> **Brief**
If a line of the data below holds the string "email", copy it.

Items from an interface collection
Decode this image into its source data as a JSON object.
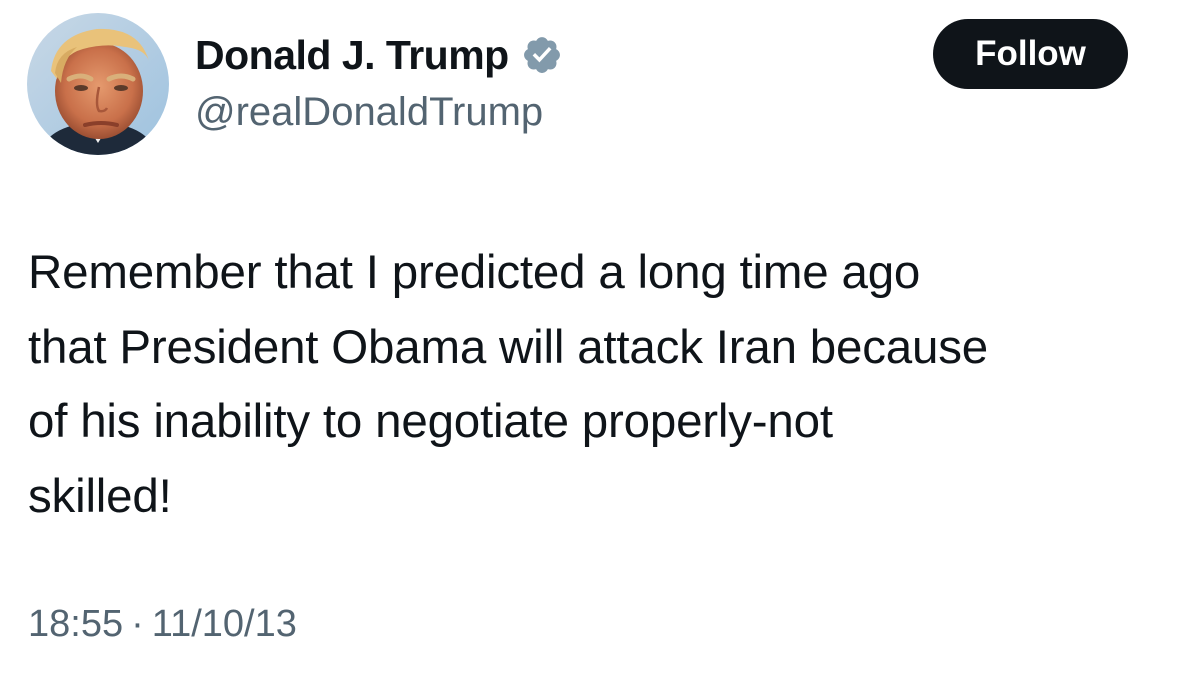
{
  "author": {
    "display_name": "Donald J. Trump",
    "handle": "@realDonaldTrump",
    "verified": true,
    "verified_icon": "verified-badge-icon",
    "verified_color": "#829aab"
  },
  "follow_button": {
    "label": "Follow",
    "bg_color": "#0f1419",
    "text_color": "#ffffff"
  },
  "tweet": {
    "lines": [
      "Remember that I predicted a long time ago",
      "that President Obama will attack Iran because",
      "of his inability to negotiate properly-not",
      "skilled!"
    ]
  },
  "meta": {
    "time": "18:55",
    "separator": "·",
    "date": "11/10/13"
  },
  "colors": {
    "text_primary": "#0f1419",
    "text_secondary": "#536471",
    "background": "#ffffff"
  }
}
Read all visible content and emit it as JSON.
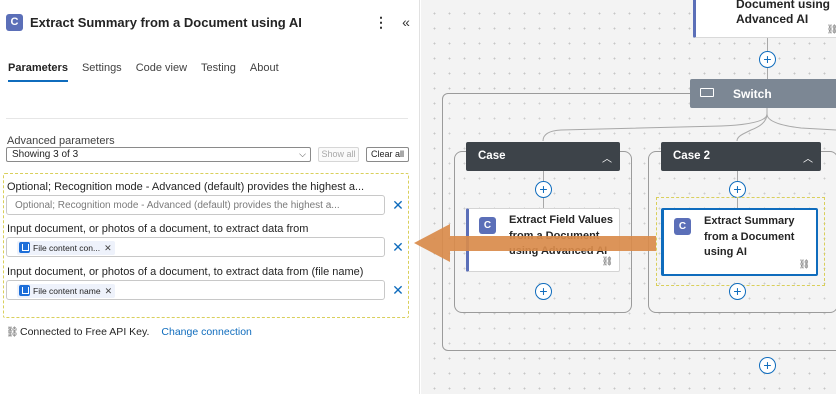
{
  "panel": {
    "title": "Extract Summary from a Document using AI",
    "icon_letter": "C",
    "more_icon": "more-vertical-icon",
    "collapse_icon": "chevron-double-left-icon",
    "tabs": [
      {
        "label": "Parameters",
        "active": true
      },
      {
        "label": "Settings",
        "active": false
      },
      {
        "label": "Code view",
        "active": false
      },
      {
        "label": "Testing",
        "active": false
      },
      {
        "label": "About",
        "active": false
      }
    ],
    "advanced": {
      "label": "Advanced parameters",
      "selected": "Showing 3 of 3",
      "show_all": "Show all",
      "clear_all": "Clear all"
    },
    "params": [
      {
        "label": "Optional; Recognition mode - Advanced (default) provides the highest a...",
        "placeholder": "Optional; Recognition mode - Advanced (default) provides the highest a..."
      },
      {
        "label": "Input document, or photos of a document, to extract data from",
        "token": "File content con..."
      },
      {
        "label": "Input document, or photos of a document, to extract data from (file name)",
        "token": "File content name"
      }
    ],
    "connection": {
      "text": "Connected to Free API Key.",
      "change": "Change connection"
    }
  },
  "canvas": {
    "top_card": {
      "line1": "Document using",
      "line2": "Advanced AI"
    },
    "switch": {
      "label": "Switch"
    },
    "cases": [
      {
        "label": "Case",
        "action": {
          "line1": "Extract Field Values",
          "line2": "from a Document",
          "line3": "using Advanced AI"
        }
      },
      {
        "label": "Case 2",
        "action": {
          "line1": "Extract Summary",
          "line2": "from a Document",
          "line3": "using AI"
        }
      }
    ]
  },
  "colors": {
    "accent": "#0f6cbd",
    "connector": "#5b6fb8",
    "case_header": "#3d4349",
    "switch_header": "#7c8794",
    "highlight_dash": "#d9cf5b",
    "arrow": "#d98b4b"
  }
}
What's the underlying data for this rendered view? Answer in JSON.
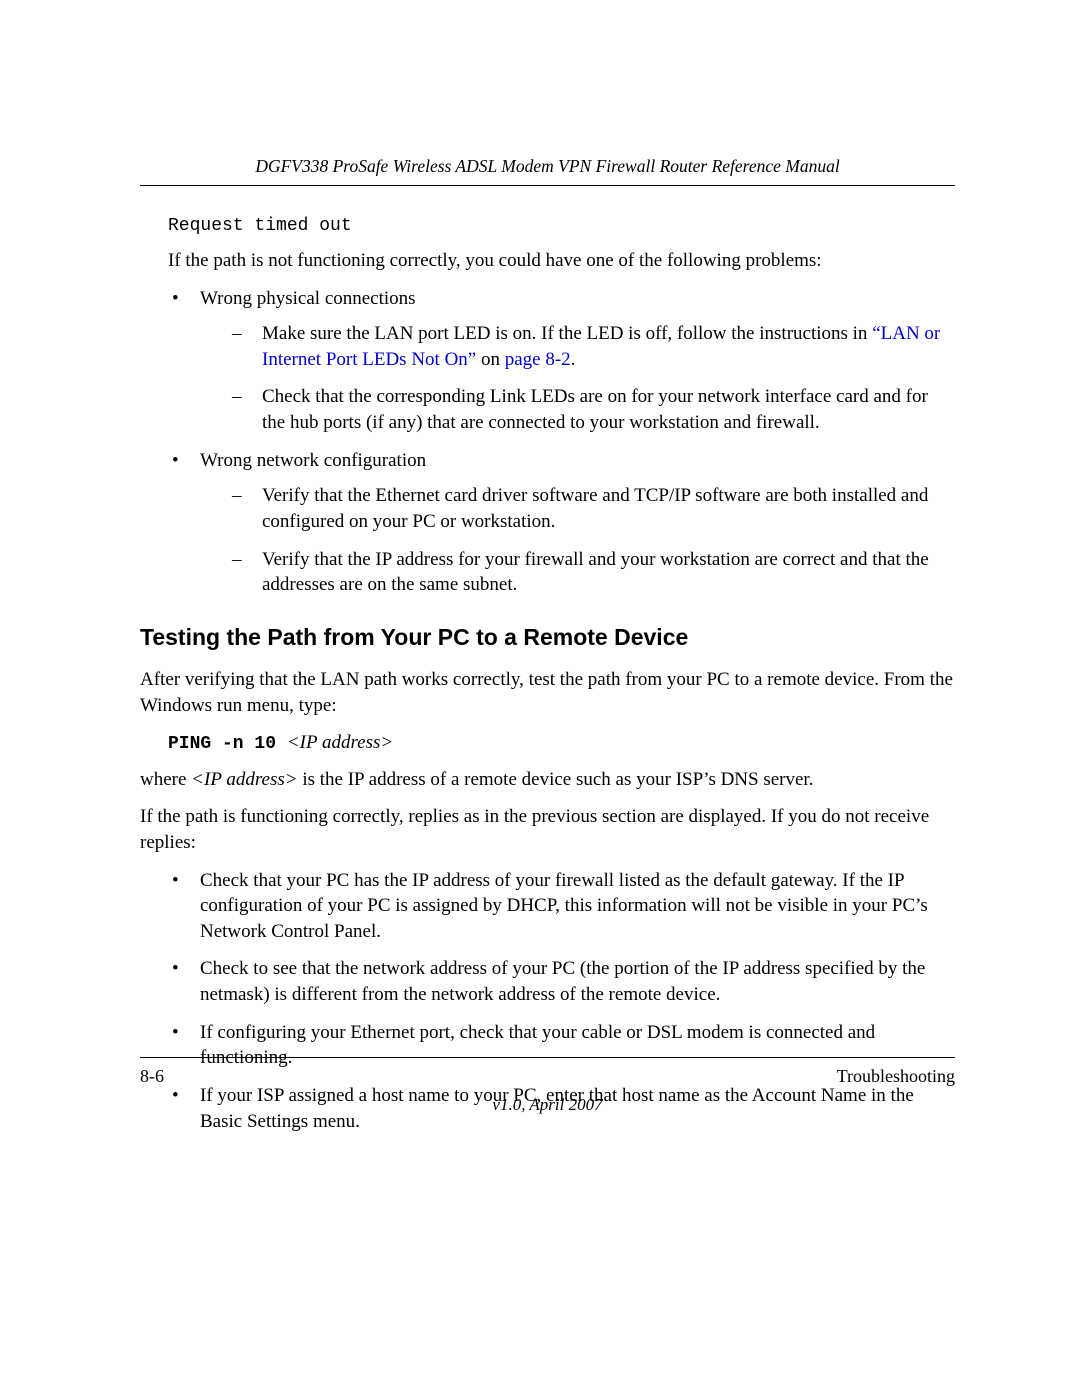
{
  "header": {
    "running": "DGFV338 ProSafe Wireless ADSL Modem VPN Firewall Router Reference Manual"
  },
  "body": {
    "timeout_msg": "Request timed out",
    "intro_path": "If the path is not functioning correctly, you could have one of the following problems:",
    "bullets1": {
      "b1": "Wrong physical connections",
      "b1_d1_a": "Make sure the LAN port LED is on. If the LED is off, follow the instructions in ",
      "b1_d1_link": "“LAN or Internet Port LEDs Not On”",
      "b1_d1_b": " on ",
      "b1_d1_page": "page 8-2",
      "b1_d1_c": ".",
      "b1_d2": "Check that the corresponding Link LEDs are on for your network interface card and for the hub ports (if any) that are connected to your workstation and firewall.",
      "b2": "Wrong network configuration",
      "b2_d1": "Verify that the Ethernet card driver software and TCP/IP software are both installed and configured on your PC or workstation.",
      "b2_d2": "Verify that the IP address for your firewall and your workstation are correct and that the addresses are on the same subnet."
    },
    "section_title": "Testing the Path from Your PC to a Remote Device",
    "para_after_h2": "After verifying that the LAN path works correctly, test the path from your PC to a remote device. From the Windows run menu, type:",
    "cmd_bold": "PING -n 10 ",
    "cmd_italic": "<IP address>",
    "where_a": "where ",
    "where_italic": "<IP address>",
    "where_b": " is the IP address of a remote device such as your ISP’s DNS server.",
    "para_replies": "If the path is functioning correctly, replies as in the previous section are displayed. If you do not receive replies:",
    "bullets2": {
      "c1": "Check that your PC has the IP address of your firewall listed as the default gateway. If the IP configuration of your PC is assigned by DHCP, this information will not be visible in your PC’s Network Control Panel.",
      "c2": "Check to see that the network address of your PC (the portion of the IP address specified by the netmask) is different from the network address of the remote device.",
      "c3": "If configuring your Ethernet port, check that your cable or DSL modem is connected and functioning.",
      "c4": "If your ISP assigned a host name to your PC, enter that host name as the Account Name in the Basic Settings menu."
    }
  },
  "footer": {
    "page_num": "8-6",
    "chapter": "Troubleshooting",
    "version": "v1.0, April 2007"
  }
}
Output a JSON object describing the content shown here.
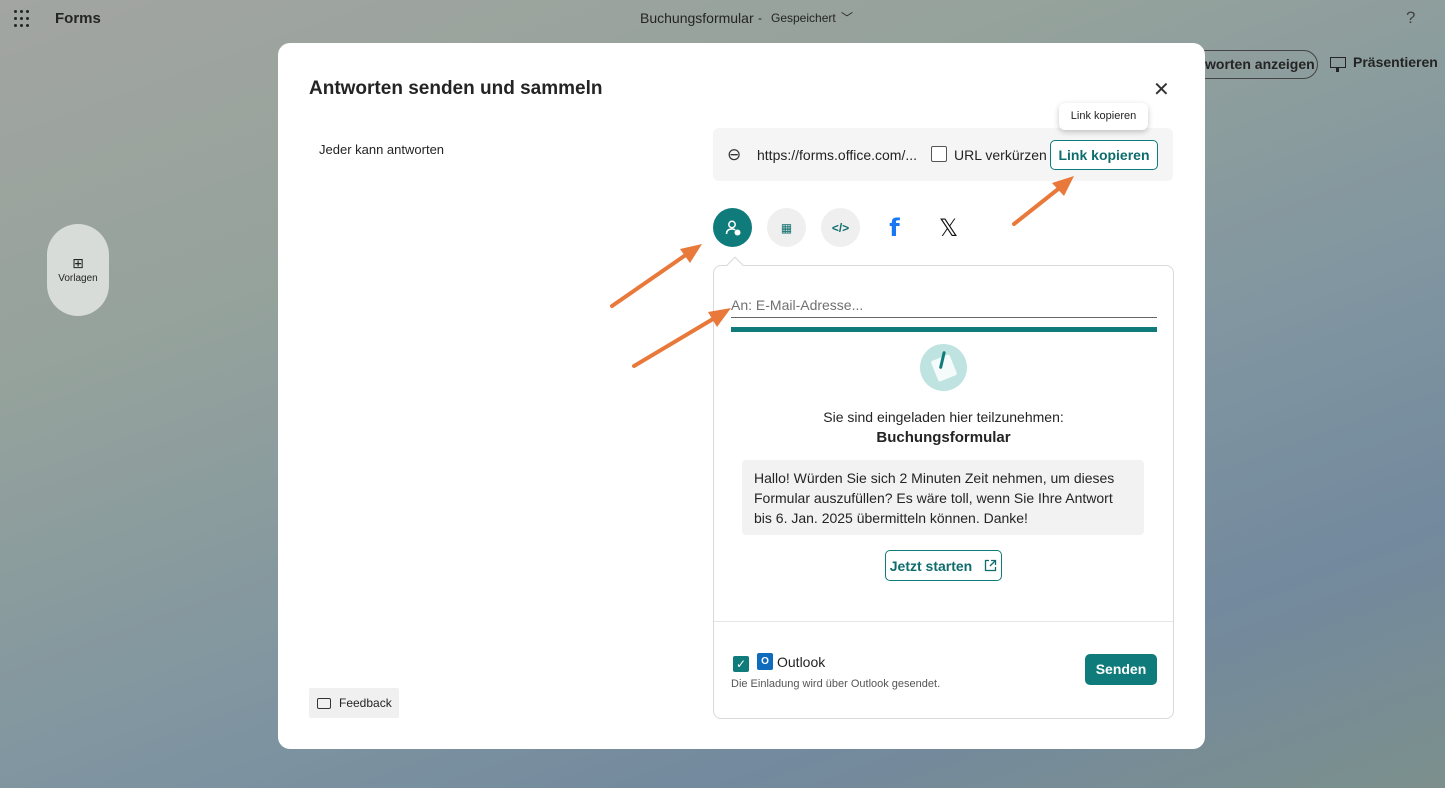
{
  "header": {
    "app_name": "Forms",
    "form_title": "Buchungsformular",
    "separator": "-",
    "status": "Gespeichert",
    "help": "?"
  },
  "toolbar": {
    "view_responses_label": "worten anzeigen",
    "present_label": "Präsentieren"
  },
  "left_rail": {
    "templates_label": "Vorlagen"
  },
  "dialog": {
    "title": "Antworten senden und sammeln",
    "audience": "Jeder kann antworten",
    "link_url": "https://forms.office.com/...",
    "shorten_label": "URL verkürzen",
    "shorten_checked": false,
    "copy_label": "Link kopieren",
    "tooltip": "Link kopieren",
    "share_methods": [
      "email-icon",
      "qr-code-icon",
      "embed-icon",
      "facebook-icon",
      "x-icon"
    ],
    "selected_share_method": "email-icon",
    "email": {
      "placeholder": "An: E-Mail-Adresse...",
      "invited_text": "Sie sind eingeladen hier teilzunehmen:",
      "form_name": "Buchungsformular",
      "message": "Hallo! Würden Sie sich 2 Minuten Zeit nehmen, um dieses Formular auszufüllen? Es wäre toll, wenn Sie Ihre Antwort bis 6. Jan. 2025 übermitteln können. Danke!",
      "start_label": "Jetzt starten",
      "outlook_label": "Outlook",
      "outlook_checked": true,
      "outlook_note": "Die Einladung wird über Outlook gesendet.",
      "send_label": "Senden"
    },
    "feedback_label": "Feedback"
  },
  "colors": {
    "accent": "#0f7b7b",
    "annotation_arrow": "#e8793a",
    "facebook": "#1877f2",
    "outlook": "#0f6cbd"
  }
}
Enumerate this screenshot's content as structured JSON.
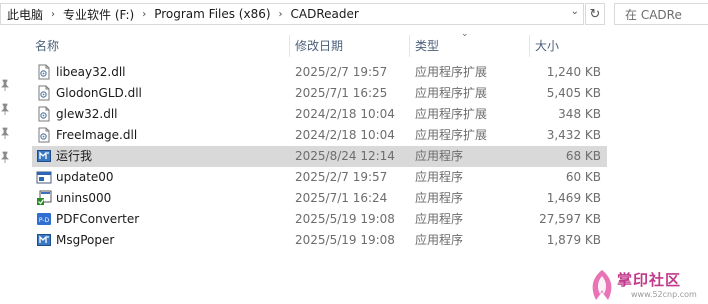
{
  "breadcrumb": {
    "items": [
      "此电脑",
      "专业软件 (F:)",
      "Program Files (x86)",
      "CADReader"
    ],
    "separator": "›"
  },
  "search": {
    "placeholder": "在 CADRe"
  },
  "columns": {
    "name": "名称",
    "date": "修改日期",
    "type": "类型",
    "size": "大小"
  },
  "files": [
    {
      "name": "libeay32.dll",
      "date": "2025/2/7 19:57",
      "type": "应用程序扩展",
      "size": "1,240 KB",
      "icon": "dll-file-icon"
    },
    {
      "name": "GlodonGLD.dll",
      "date": "2025/7/1 16:25",
      "type": "应用程序扩展",
      "size": "5,405 KB",
      "icon": "dll-file-icon"
    },
    {
      "name": "glew32.dll",
      "date": "2024/2/18 10:04",
      "type": "应用程序扩展",
      "size": "348 KB",
      "icon": "dll-file-icon"
    },
    {
      "name": "FreeImage.dll",
      "date": "2024/2/18 10:04",
      "type": "应用程序扩展",
      "size": "3,432 KB",
      "icon": "dll-file-icon"
    },
    {
      "name": "运行我",
      "date": "2025/8/24 12:14",
      "type": "应用程序",
      "size": "68 KB",
      "icon": "cad-app-icon",
      "selected": true
    },
    {
      "name": "update00",
      "date": "2025/2/7 19:57",
      "type": "应用程序",
      "size": "60 KB",
      "icon": "window-app-icon"
    },
    {
      "name": "unins000",
      "date": "2025/7/1 16:24",
      "type": "应用程序",
      "size": "1,469 KB",
      "icon": "installer-icon"
    },
    {
      "name": "PDFConverter",
      "date": "2025/5/19 19:08",
      "type": "应用程序",
      "size": "27,597 KB",
      "icon": "pdf-converter-icon"
    },
    {
      "name": "MsgPoper",
      "date": "2025/5/19 19:08",
      "type": "应用程序",
      "size": "1,879 KB",
      "icon": "cad-app-icon"
    }
  ],
  "watermark": {
    "text": "掌印社区",
    "url": "www.52cnp.com"
  }
}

> **Written answer**
      "email-icon",
    "selected_share_method": "email-icon",
    "email": {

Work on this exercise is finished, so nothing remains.